According to the referenced United Nations Data, the world’s population is projected to reach 8 billion on 15 November 2022. The report titled World Population Prospects 2022 provides the latest United Nations projections that suggest the global population could grow to around 8.5 billion in 2030, 9.7 billion in 2050 and 10.4 billion in 2100. Another data point from the U.N. report highlights that population growth is driven in part by declining levels of mortality, as reflected in increased levels of life expectancy at birth. Life expectancy reached 72.8 years globally in 2019, increasing 9 years since 1990. Mortality reductions are projected to result in an average longevity of around 77.2 years globally in 2050
An unprecedented historical population decline is taking place at the same time as China’s rapid economic growth has cooled down significantly. This could call for a national mental adjustment for China’s leaders as well as for its peopleWang Feng, a sociologist at the University of California, Irvine
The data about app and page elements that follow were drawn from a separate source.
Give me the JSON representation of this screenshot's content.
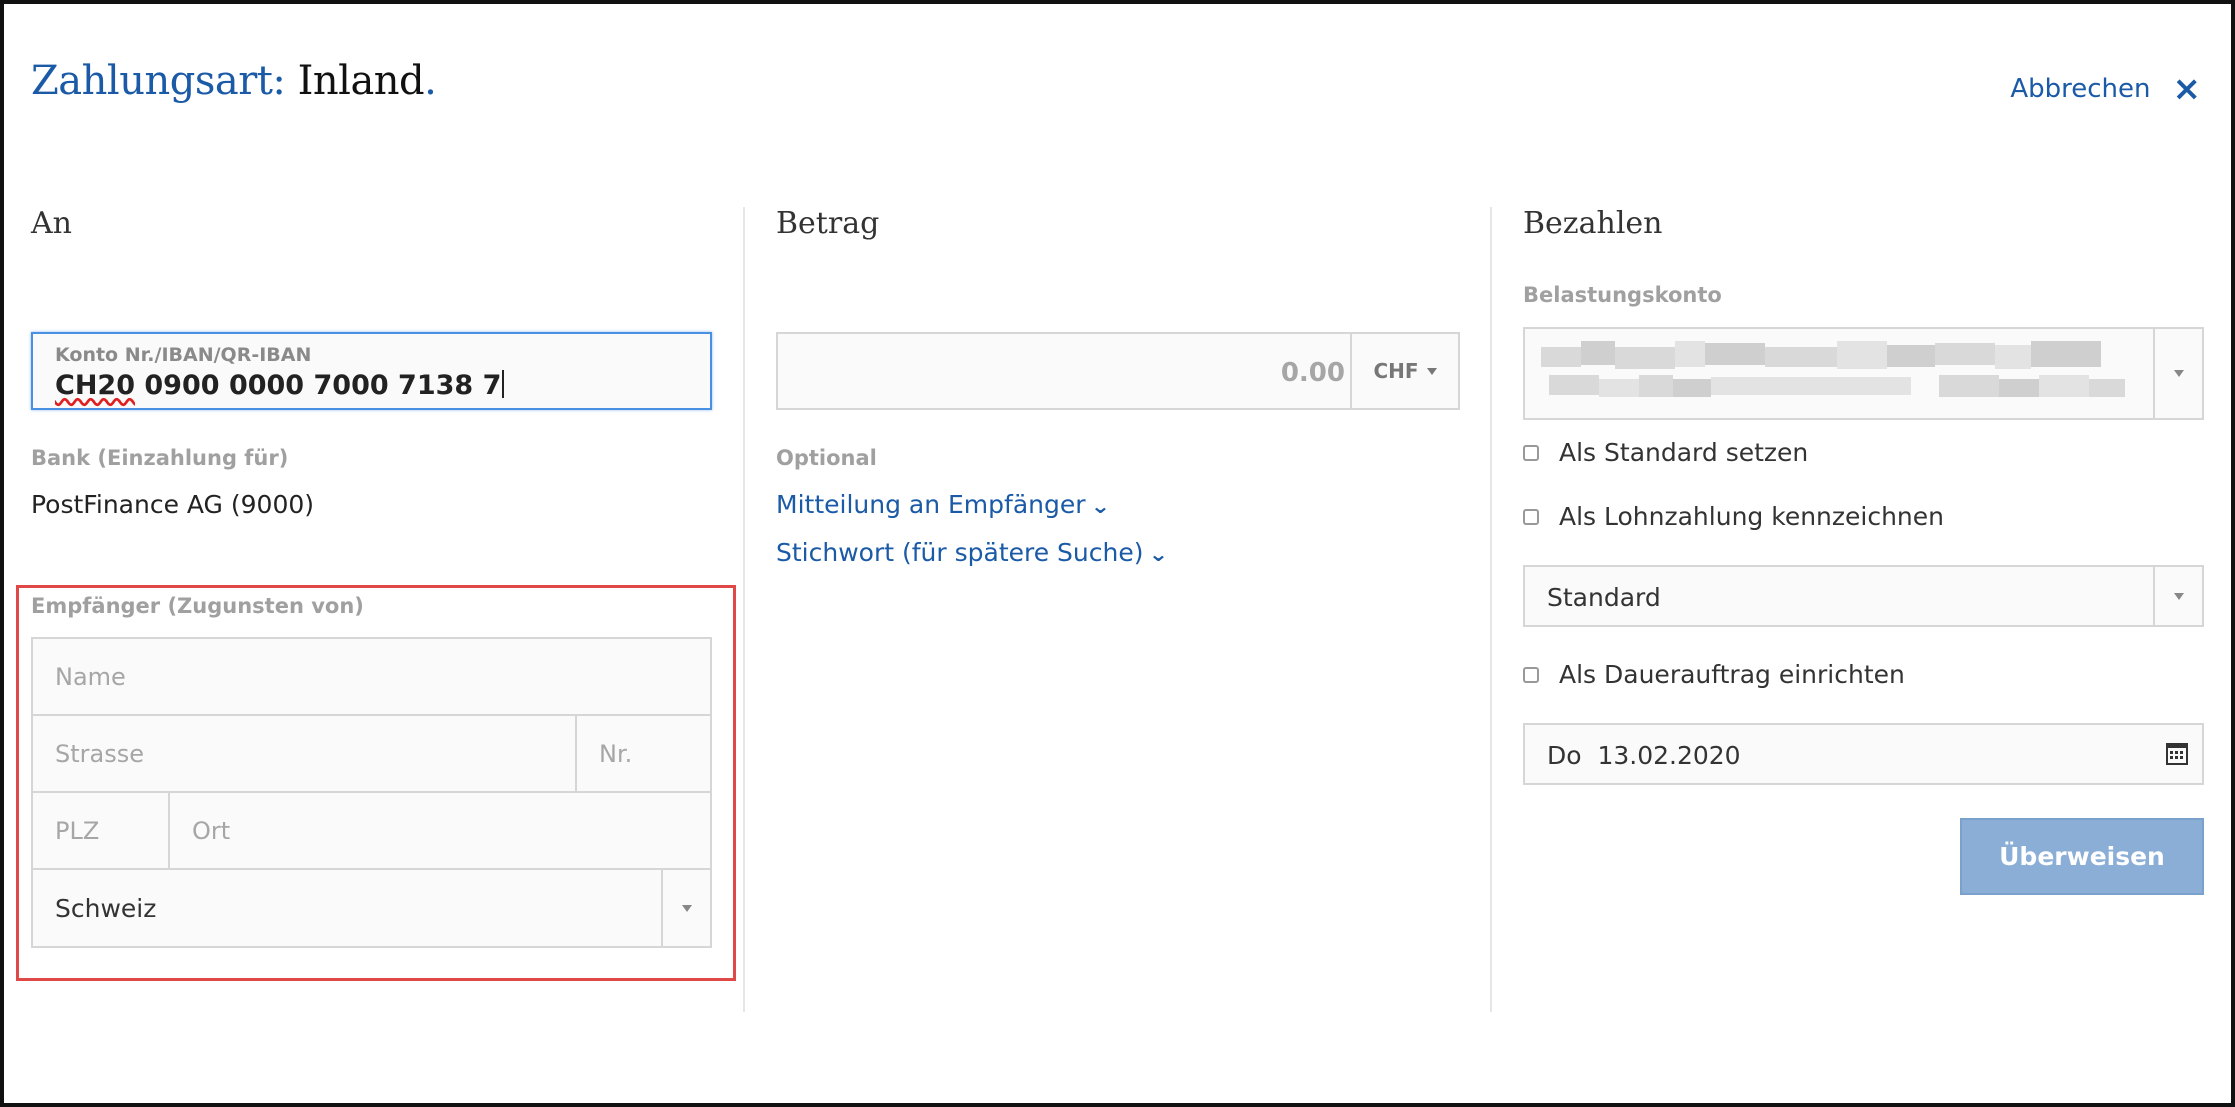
{
  "header": {
    "title_label": "Zahlungsart:",
    "title_value": "Inland",
    "title_dot": ".",
    "cancel_label": "Abbrechen",
    "close_icon": "×"
  },
  "columns": {
    "an": "An",
    "betrag": "Betrag",
    "bezahlen": "Bezahlen"
  },
  "an": {
    "iban_label": "Konto Nr./IBAN/QR-IBAN",
    "iban_value_prefix": "CH20",
    "iban_value_rest": " 0900 0000 7000 7138 7",
    "bank_label": "Bank (Einzahlung für)",
    "bank_value": "PostFinance AG (9000)",
    "recipient_label": "Empfänger (Zugunsten von)",
    "name_placeholder": "Name",
    "street_placeholder": "Strasse",
    "nr_placeholder": "Nr.",
    "plz_placeholder": "PLZ",
    "ort_placeholder": "Ort",
    "country_value": "Schweiz"
  },
  "betrag": {
    "amount_placeholder": "0.00",
    "currency": "CHF",
    "optional_label": "Optional",
    "message_link": "Mitteilung an Empfänger",
    "keyword_link": "Stichwort (für spätere Suche)"
  },
  "bezahlen": {
    "account_label": "Belastungskonto",
    "set_default": "Als Standard setzen",
    "mark_salary": "Als Lohnzahlung kennzeichnen",
    "priority_value": "Standard",
    "standing_order": "Als Dauerauftrag einrichten",
    "date_weekday": "Do",
    "date_value": "13.02.2020",
    "submit_label": "Überweisen"
  },
  "colors": {
    "accent": "#1a5aa6",
    "focus_border": "#4a90e2",
    "highlight_border": "#e04848",
    "button_bg": "#8aaed6"
  },
  "icons": {
    "close": "close-icon",
    "chevron": "chevron-down-icon",
    "calendar": "calendar-icon"
  }
}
Viewing population growth through the lens of China and India is instructive. That quote from the referenced article touches on issues that emerge when fertility rates drop over an extended period. The now infamous one-child policy implemented in 1980 has created a demographic crisis. Two attempts to reverse the trend failed, first with a two-child policy and then three. The fertility rate – the number of children born to each woman – currently stands at 1.2; that’s well below the replacement rate of 2.1 children. Chinese millennials cited a lack of child-care options and financial pressures as their top reasons for not having a second child.
Several visuals from the article illuminate the economic issues that a society faces when population declines. The visual above shows two societal building blocks converging: death rate and birth rate. The visual to the left shows the impact: an aging society with a declining workforce. According to the article, the working-age population in China has been shrinking since 2012, and U.N. projections from 2022 to 2050 have the workforce contracting another 22 percent; that means 217 million fewer people to power China’s factories, farms and services. The government therefore will face a much greater fiscal burden – a scenario likely to play out globally. Managing the challenge of China’s declining population will be a central task of leaders for decades to come.
Meanwhile, India is projected to surpass China as the world’s most populous country during 2023. Where China must worry about economic decline, India will face challenges related to climate change, food, education, and jobs. On both ends of the population spectrum, a nation faces challenges. These projections are just that. If the pandemic has taught us anything, it is that extreme levels of uncertainty make any projection or prediction suspect.